Before this trip, Root and I had never visited a mosque and had very little exposure to the modest form of dress practiced by many Muslim men and women. We first experienced it in India, where we also learned about the elaborate latticed window designs incorporated in historic palaces and forts for women to peer through without being seen by the public. In the Middle East and Turkey we were further exposed to the religion and attire.
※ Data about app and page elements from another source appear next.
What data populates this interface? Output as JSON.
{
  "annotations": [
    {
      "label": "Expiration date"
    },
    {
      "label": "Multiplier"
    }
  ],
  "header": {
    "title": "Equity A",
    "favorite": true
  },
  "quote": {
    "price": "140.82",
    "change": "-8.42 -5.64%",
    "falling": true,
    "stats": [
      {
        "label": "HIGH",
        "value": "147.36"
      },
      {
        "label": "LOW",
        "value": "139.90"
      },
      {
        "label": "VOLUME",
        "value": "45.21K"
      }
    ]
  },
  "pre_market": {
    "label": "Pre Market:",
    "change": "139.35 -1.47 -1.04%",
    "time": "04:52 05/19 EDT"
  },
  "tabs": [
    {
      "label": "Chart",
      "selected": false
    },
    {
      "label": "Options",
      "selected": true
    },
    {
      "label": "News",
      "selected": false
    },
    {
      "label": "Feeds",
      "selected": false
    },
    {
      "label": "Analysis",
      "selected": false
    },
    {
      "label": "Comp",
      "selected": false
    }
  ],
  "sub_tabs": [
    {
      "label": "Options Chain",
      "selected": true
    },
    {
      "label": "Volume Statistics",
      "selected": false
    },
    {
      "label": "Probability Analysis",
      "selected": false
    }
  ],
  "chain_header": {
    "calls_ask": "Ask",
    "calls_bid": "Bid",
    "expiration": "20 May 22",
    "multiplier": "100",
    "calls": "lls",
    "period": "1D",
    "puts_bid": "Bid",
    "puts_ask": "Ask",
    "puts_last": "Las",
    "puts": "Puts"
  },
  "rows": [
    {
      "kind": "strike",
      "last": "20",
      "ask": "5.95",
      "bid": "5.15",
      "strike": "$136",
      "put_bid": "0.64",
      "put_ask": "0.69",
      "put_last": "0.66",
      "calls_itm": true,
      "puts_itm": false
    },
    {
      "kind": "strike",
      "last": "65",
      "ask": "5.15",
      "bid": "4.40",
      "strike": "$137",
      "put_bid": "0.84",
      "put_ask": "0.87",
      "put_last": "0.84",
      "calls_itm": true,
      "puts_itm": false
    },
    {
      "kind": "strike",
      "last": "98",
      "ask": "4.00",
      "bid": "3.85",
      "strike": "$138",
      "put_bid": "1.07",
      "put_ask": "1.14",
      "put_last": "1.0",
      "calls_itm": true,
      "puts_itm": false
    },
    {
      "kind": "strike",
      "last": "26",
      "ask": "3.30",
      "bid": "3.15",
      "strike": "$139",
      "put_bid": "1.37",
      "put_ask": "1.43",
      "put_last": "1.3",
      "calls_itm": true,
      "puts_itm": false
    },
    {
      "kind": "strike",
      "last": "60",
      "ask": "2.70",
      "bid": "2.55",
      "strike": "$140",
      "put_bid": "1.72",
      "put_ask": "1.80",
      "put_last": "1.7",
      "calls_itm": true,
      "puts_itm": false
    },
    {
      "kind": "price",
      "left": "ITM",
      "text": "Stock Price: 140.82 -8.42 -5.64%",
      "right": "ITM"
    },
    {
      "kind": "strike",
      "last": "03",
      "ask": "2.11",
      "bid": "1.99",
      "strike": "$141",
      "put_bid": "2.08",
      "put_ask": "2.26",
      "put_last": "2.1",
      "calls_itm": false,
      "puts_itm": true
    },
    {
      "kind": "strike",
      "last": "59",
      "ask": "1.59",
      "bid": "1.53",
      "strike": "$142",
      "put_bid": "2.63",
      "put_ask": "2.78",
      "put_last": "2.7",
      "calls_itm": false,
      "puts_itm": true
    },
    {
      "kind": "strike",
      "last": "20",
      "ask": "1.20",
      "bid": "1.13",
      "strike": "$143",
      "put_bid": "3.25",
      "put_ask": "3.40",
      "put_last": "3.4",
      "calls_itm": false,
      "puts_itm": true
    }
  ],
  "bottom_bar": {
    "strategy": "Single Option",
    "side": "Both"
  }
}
As a woman raised in America in a Catholic family, it was fascinating to say the least.
The hijab takes on different forms and styles around the world.
In Dubai, Abu Dhabi and Bahrain, we saw women wearing very fancy black kaftans with beautiful gold and silver embroidery and sparkly details. (I wish I had the photos to show you!) The makeup, shoes, purses and nails were also elaborate. I was surprised to see these women shopping at designer clothes stores in Dubai. My friend Kathy explained that they don’t wear the hijab inside the home with family and friends and in this setting they are really dressing for each other and it’s like a competition.
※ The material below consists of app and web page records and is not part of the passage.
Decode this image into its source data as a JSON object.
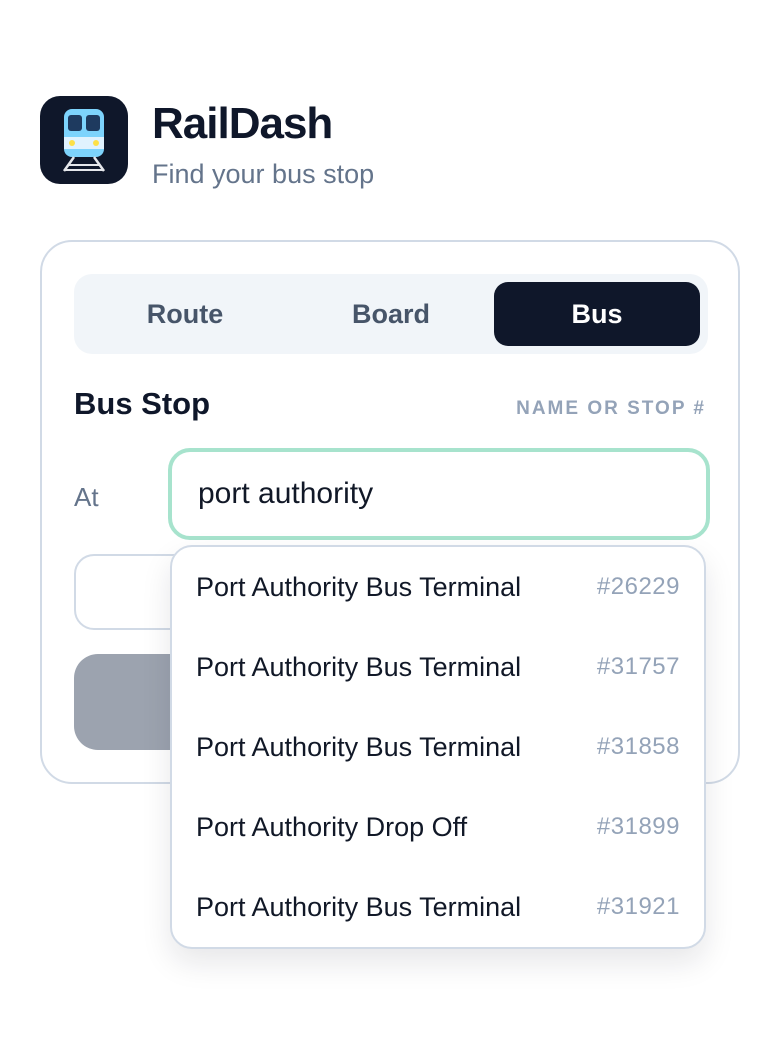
{
  "app": {
    "title": "RailDash",
    "subtitle": "Find your bus stop",
    "logo_icon": "train-icon"
  },
  "tabs": [
    {
      "label": "Route",
      "active": false
    },
    {
      "label": "Board",
      "active": false
    },
    {
      "label": "Bus",
      "active": true
    }
  ],
  "form": {
    "field_label": "Bus Stop",
    "field_hint": "NAME OR STOP #",
    "at_label": "At",
    "search_value": "port authority",
    "locate_icon": "pin-icon"
  },
  "suggestions": [
    {
      "name": "Port Authority Bus Terminal",
      "id": "#26229"
    },
    {
      "name": "Port Authority Bus Terminal",
      "id": "#31757"
    },
    {
      "name": "Port Authority Bus Terminal",
      "id": "#31858"
    },
    {
      "name": "Port Authority Drop Off",
      "id": "#31899"
    },
    {
      "name": "Port Authority Bus Terminal",
      "id": "#31921"
    }
  ],
  "colors": {
    "accent_dark": "#0f172a",
    "input_focus_border": "#a7e3cd",
    "disabled_button": "#9ca3af",
    "muted_text": "#94a3b8"
  }
}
In Turkey the style is much more down-to-earth. Instead of a black kaftan, women wear long fitted or loose trench coats. To cover their hair and heads, decorative silk scarves are used and fitted with pins.
All of this was fascinating as a woman to witness. I wondered what it would be like if this style of dress was imposed on me. The thought made me uncomfortable and I felt sad for these women.
In some places like Saudi Arabia and Iran, women don’t have the freedom to choose what they wear, but where they do have a choice it’s not something all women view as oppressive. The hijab is worn with pride and devotion to religion and tradition.
This got me thinking…in America, the wedding veil is still worn by so many brides because it’s a great accessory and a strong cultural tradition. The veil didn’t feel right to me and yet I had my father walk me down the aisle. I saw this as ceremonial and sweet, rather than symbolic of my father turning me over to another man. So it’s interesting how the original intent and meaning of things can diffuse and change over time and continued out of a simple respect and love of tradition.
Visiting a Mosque
Before visiting a mosque, make sure you're dressed appropriately or you won't be allowed in. You'll also need to remove your shoes.
A Magical Mosque in Abu Dhabi
One of the most spectacular mosques we visited was the Sheikh Zayed Grand Mosque in Abu Dhabi. Just stunning. It's one the world's largest mosques, with a capacity for 40,000 worshippers.
The entire mosque features a prominent floral theme, seen here in columns inlaid with semi-precious stone, Iznik panels, and a marble dome.
The mosque was constructed from 1996 to 2007 and has 82 domes and 4 minarets.
The main prayer hall features the world’s largest chandelier and largest hand-made carpet, soft fibre-optic lighting, and a wall illustrating the 99 names of Allah.
Overall, I've come to discover that I really love the Islamic art style, with its plant and flower motifs, geometric patterns and beautiful arabic calligraphy. If you ever find yourself in this part of the world, don't miss a visit to this mosque!